*RAW DATA*
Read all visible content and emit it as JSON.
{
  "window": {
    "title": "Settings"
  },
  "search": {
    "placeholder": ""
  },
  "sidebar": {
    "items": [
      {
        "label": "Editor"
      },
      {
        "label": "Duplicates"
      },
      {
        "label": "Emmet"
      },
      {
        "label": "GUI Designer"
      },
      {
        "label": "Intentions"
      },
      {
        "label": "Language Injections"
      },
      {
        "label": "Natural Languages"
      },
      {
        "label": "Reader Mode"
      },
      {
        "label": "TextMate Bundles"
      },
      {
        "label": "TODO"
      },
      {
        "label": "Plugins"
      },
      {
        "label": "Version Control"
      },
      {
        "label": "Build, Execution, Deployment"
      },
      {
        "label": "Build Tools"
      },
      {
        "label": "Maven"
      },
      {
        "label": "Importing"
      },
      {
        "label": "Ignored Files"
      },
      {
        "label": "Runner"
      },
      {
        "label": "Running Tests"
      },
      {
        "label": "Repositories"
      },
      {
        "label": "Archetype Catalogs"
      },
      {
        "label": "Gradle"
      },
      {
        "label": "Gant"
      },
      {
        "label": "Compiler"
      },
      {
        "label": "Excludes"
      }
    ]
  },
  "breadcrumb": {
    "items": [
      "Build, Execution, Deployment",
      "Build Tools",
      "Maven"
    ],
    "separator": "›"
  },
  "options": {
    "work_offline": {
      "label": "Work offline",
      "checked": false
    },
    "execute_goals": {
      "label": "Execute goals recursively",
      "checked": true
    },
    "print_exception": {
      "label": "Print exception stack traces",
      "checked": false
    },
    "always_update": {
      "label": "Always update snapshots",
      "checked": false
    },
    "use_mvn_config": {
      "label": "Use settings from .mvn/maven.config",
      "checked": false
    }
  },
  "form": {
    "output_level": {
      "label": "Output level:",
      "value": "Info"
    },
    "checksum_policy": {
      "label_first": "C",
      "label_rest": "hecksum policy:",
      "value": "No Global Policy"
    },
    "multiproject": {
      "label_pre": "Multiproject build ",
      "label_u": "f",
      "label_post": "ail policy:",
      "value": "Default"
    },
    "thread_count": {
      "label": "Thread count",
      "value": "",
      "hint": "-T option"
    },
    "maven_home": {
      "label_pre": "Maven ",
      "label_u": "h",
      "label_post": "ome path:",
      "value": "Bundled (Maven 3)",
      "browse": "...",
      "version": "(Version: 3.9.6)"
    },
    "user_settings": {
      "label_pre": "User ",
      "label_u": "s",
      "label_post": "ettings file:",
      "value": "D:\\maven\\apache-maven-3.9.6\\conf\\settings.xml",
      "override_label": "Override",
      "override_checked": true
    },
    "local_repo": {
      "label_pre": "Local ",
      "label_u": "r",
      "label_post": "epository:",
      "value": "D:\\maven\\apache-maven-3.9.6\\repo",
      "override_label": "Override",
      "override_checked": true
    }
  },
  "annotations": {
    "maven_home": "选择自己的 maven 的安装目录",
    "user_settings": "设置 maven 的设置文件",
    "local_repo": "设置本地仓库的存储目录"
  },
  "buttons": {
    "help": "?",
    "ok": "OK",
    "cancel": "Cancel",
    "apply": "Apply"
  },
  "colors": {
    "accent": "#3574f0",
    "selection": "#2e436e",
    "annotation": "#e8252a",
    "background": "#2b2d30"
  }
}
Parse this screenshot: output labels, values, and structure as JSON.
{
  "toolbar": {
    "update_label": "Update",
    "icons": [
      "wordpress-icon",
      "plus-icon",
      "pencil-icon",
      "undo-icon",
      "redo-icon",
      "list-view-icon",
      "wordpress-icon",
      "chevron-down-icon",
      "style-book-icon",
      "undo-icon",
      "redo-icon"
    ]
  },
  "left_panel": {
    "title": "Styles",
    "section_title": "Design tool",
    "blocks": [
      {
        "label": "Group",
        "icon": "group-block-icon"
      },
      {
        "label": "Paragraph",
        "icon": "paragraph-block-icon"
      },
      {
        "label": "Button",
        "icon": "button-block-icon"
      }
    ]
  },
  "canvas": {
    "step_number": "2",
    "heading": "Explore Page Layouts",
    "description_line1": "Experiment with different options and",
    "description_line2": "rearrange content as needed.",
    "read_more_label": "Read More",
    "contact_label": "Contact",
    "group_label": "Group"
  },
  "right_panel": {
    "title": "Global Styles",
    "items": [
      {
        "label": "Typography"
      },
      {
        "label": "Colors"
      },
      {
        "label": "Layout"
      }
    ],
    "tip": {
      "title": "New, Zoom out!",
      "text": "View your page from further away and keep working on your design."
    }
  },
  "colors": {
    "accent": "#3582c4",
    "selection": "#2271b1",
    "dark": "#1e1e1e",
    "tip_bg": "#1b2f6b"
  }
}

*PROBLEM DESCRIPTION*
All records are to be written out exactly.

*TASK RESPONSE*
Read all visible content and emit it as JSON.
{
  "window": {
    "title": "Settings"
  },
  "search": {
    "placeholder": ""
  },
  "sidebar": {
    "items": [
      {
        "label": "Editor"
      },
      {
        "label": "Duplicates"
      },
      {
        "label": "Emmet"
      },
      {
        "label": "GUI Designer"
      },
      {
        "label": "Intentions"
      },
      {
        "label": "Language Injections"
      },
      {
        "label": "Natural Languages"
      },
      {
        "label": "Reader Mode"
      },
      {
        "label": "TextMate Bundles"
      },
      {
        "label": "TODO"
      },
      {
        "label": "Plugins"
      },
      {
        "label": "Version Control"
      },
      {
        "label": "Build, Execution, Deployment"
      },
      {
        "label": "Build Tools"
      },
      {
        "label": "Maven"
      },
      {
        "label": "Importing"
      },
      {
        "label": "Ignored Files"
      },
      {
        "label": "Runner"
      },
      {
        "label": "Running Tests"
      },
      {
        "label": "Repositories"
      },
      {
        "label": "Archetype Catalogs"
      },
      {
        "label": "Gradle"
      },
      {
        "label": "Gant"
      },
      {
        "label": "Compiler"
      },
      {
        "label": "Excludes"
      }
    ]
  },
  "breadcrumb": {
    "items": [
      "Build, Execution, Deployment",
      "Build Tools",
      "Maven"
    ],
    "separator": "›"
  },
  "options": {
    "work_offline": {
      "label": "Work offline",
      "checked": false
    },
    "execute_goals": {
      "label": "Execute goals recursively",
      "checked": true
    },
    "print_exception": {
      "label": "Print exception stack traces",
      "checked": false
    },
    "always_update": {
      "label": "Always update snapshots",
      "checked": false
    },
    "use_mvn_config": {
      "label": "Use settings from .mvn/maven.config",
      "checked": false
    }
  },
  "form": {
    "output_level": {
      "label": "Output level:",
      "value": "Info"
    },
    "checksum_policy": {
      "label_first": "C",
      "label_rest": "hecksum policy:",
      "value": "No Global Policy"
    },
    "multiproject": {
      "label_pre": "Multiproject build ",
      "label_u": "f",
      "label_post": "ail policy:",
      "value": "Default"
    },
    "thread_count": {
      "label": "Thread count",
      "value": "",
      "hint": "-T option"
    },
    "maven_home": {
      "label_pre": "Maven ",
      "label_u": "h",
      "label_post": "ome path:",
      "value": "Bundled (Maven 3)",
      "browse": "...",
      "version": "(Version: 3.9.6)"
    },
    "user_settings": {
      "label_pre": "User ",
      "label_u": "s",
      "label_post": "ettings file:",
      "value": "D:\\maven\\apache-maven-3.9.6\\conf\\settings.xml",
      "override_label": "Override",
      "override_checked": true
    },
    "local_repo": {
      "label_pre": "Local ",
      "label_u": "r",
      "label_post": "epository:",
      "value": "D:\\maven\\apache-maven-3.9.6\\repo",
      "override_label": "Override",
      "override_checked": true
    }
  },
  "annotations": {
    "maven_home": "选择自己的 maven 的安装目录",
    "user_settings": "设置 maven 的设置文件",
    "local_repo": "设置本地仓库的存储目录"
  },
  "buttons": {
    "help": "?",
    "ok": "OK",
    "cancel": "Cancel",
    "apply": "Apply"
  },
  "colors": {
    "accent": "#3574f0",
    "selection": "#2e436e",
    "annotation": "#e8252a",
    "background": "#2b2d30"
  }
}
Parse this screenshot: output labels, values, and structure as JSON.
{
  "toolbar": {
    "update_label": "Update",
    "icons": [
      "wordpress-icon",
      "plus-icon",
      "pencil-icon",
      "undo-icon",
      "redo-icon",
      "list-view-icon",
      "wordpress-icon",
      "chevron-down-icon",
      "style-book-icon",
      "undo-icon",
      "redo-icon"
    ]
  },
  "left_panel": {
    "title": "Styles",
    "section_title": "Design tool",
    "blocks": [
      {
        "label": "Group",
        "icon": "group-block-icon"
      },
      {
        "label": "Paragraph",
        "icon": "paragraph-block-icon"
      },
      {
        "label": "Button",
        "icon": "button-block-icon"
      }
    ]
  },
  "canvas": {
    "step_number": "2",
    "heading": "Explore Page Layouts",
    "description_line1": "Experiment with different options and",
    "description_line2": "rearrange content as needed.",
    "read_more_label": "Read More",
    "contact_label": "Contact",
    "group_label": "Group"
  },
  "right_panel": {
    "title": "Global Styles",
    "items": [
      {
        "label": "Typography"
      },
      {
        "label": "Colors"
      },
      {
        "label": "Layout"
      }
    ],
    "tip": {
      "title": "New, Zoom out!",
      "text": "View your page from further away and keep working on your design."
    }
  },
  "colors": {
    "accent": "#3582c4",
    "selection": "#2271b1",
    "dark": "#1e1e1e",
    "tip_bg": "#1b2f6b"
  }
}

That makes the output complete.